Less common is the 2¼ x 3¼ cut film holder which is not equipped with a dark slide. The fixed enlargement factor metal bellows cone is felt lined internally and is confirmed as compatible with Kodak film holders and plates. There may or may not have been a ground glass focusing screen but considering the standard size of the film holder it is simple enough to obtain one from a third party source. Thankfully, a ground grass screen is not necessary as the film plane is parfocal with the fixed focus ground glass viewer. Film is only infrequently available from a limited number of suppliers but may be desirable if one has access to a dark room and a willingness to cut down more commonly available film stock. It is not compatible with the common 120 roll film Graflex camera backs without modification to the camera back† or a homemade light seal.
The 2¼ x 3¼ Polaroid instant film pack camera backs may be found and makes use of the 10 exposure peel apart film now produced by Fuji. Although the images obtained are very nice, and provide an easy introduction to medium format photomicrography, the difficulty of pulling film from the camera (so that the chemistry is applied to the film) will require verification of alignment between exposures. The commonly available backs compatible with Graflex cameras are not compatible with the above described bellows. An additional model permanent camera is fitted to a plastic fixed enlargement factor bellows cone and is not outfitted with a dark slide. Unless one has a Polaroid back that is known to be interchangeable with a Kodak film holder it is advisable to obtain the permanent Polaroid version if one is set upon using that format.
The 4 x 5 camera bellows is infrequently seen but provides the best option for those interested in medium or large format photomicrography. A scaled up version of the 2¼ x 3¼ camera, it is metal and felt lined and like it’s smaller counterpart, also does not have a dark slide. The cone is compatible with 4 x 5 camera backs, of all sorts including cut film, film pack, and plate holders. Off the shelf 120 roll film backs from Graflex are compatible and the ease of using such a system can be an economical way for the beginner to get involved with large and medium format chemical photomicrography. Depending on the winder it may be necessary to remove the metal spring that holds cut film plates in place. Ground glass focusing screens are simple to find or make with a bit of glass and a dab or carborundum grit‡, but the original screen features a thick rubber frame.

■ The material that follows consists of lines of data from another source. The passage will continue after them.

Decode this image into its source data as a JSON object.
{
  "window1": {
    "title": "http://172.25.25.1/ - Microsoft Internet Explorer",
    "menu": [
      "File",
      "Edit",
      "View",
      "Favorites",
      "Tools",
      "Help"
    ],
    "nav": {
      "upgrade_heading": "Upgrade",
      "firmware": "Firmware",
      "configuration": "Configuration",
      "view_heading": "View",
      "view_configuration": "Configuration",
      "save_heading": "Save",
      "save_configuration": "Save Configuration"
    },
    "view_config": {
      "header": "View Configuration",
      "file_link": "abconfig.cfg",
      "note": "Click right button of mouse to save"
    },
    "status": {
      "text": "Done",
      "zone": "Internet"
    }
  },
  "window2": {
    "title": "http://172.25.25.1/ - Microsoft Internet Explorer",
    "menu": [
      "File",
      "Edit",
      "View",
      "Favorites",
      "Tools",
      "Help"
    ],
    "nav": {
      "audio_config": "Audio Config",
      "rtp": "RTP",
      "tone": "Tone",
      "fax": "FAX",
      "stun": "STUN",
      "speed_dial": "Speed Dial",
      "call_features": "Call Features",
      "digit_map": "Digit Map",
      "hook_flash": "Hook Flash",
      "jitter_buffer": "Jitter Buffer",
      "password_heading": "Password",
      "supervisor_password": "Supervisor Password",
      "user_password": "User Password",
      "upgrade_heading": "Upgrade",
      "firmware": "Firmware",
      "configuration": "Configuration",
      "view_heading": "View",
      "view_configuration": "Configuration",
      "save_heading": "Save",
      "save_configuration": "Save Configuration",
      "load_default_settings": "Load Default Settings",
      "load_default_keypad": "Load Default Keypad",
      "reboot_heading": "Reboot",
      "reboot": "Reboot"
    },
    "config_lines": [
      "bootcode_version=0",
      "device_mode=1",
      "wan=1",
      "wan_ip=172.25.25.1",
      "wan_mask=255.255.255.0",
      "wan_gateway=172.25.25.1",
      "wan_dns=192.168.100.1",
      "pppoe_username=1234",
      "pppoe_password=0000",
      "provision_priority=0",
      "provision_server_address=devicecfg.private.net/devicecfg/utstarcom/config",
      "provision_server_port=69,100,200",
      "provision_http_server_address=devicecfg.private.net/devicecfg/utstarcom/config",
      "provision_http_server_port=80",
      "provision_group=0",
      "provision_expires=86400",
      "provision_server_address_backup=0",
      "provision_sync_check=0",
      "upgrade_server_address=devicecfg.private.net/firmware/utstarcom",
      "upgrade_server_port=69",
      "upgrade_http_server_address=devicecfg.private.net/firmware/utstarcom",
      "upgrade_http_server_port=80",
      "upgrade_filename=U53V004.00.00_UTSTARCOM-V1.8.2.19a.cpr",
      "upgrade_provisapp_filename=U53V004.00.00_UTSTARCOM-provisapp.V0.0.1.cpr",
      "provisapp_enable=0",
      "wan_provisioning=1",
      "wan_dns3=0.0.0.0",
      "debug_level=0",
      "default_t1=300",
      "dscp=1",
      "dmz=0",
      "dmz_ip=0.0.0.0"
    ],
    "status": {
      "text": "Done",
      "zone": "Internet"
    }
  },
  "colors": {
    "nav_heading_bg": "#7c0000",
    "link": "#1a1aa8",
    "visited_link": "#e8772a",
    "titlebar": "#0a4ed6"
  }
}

No doubt everyone can picture the attachment camera in use on a classic monocular microscope. In the interest of displaying something one might not have considered, below is an image of the attachment camera (with Polaroid back and spiral focus viewfinder) in service on a Phase Contrast DynaZoom as well as two detail images of the difficult to find ocular sleeve.
∗Images in reference works term the apparatus the “Model N” attachment camera but I have not been able to locate the appropriate B&L catalog or manual to confirm the proper name.
†The camera back is slightly too wide and thick. A few minutes with a hobby grinder or similar tool is all that is needed to permanently adapt a roll film back. If one is unwilling to dedicate a camera back, a thick felt gasket may be glued to the back and cut so that it projects slightly into the bellows cone to prevent it from being jostled while in use.
‡The hardest part is cutting the glass to the right size and it isn’t even that hard if one has ever cut glass.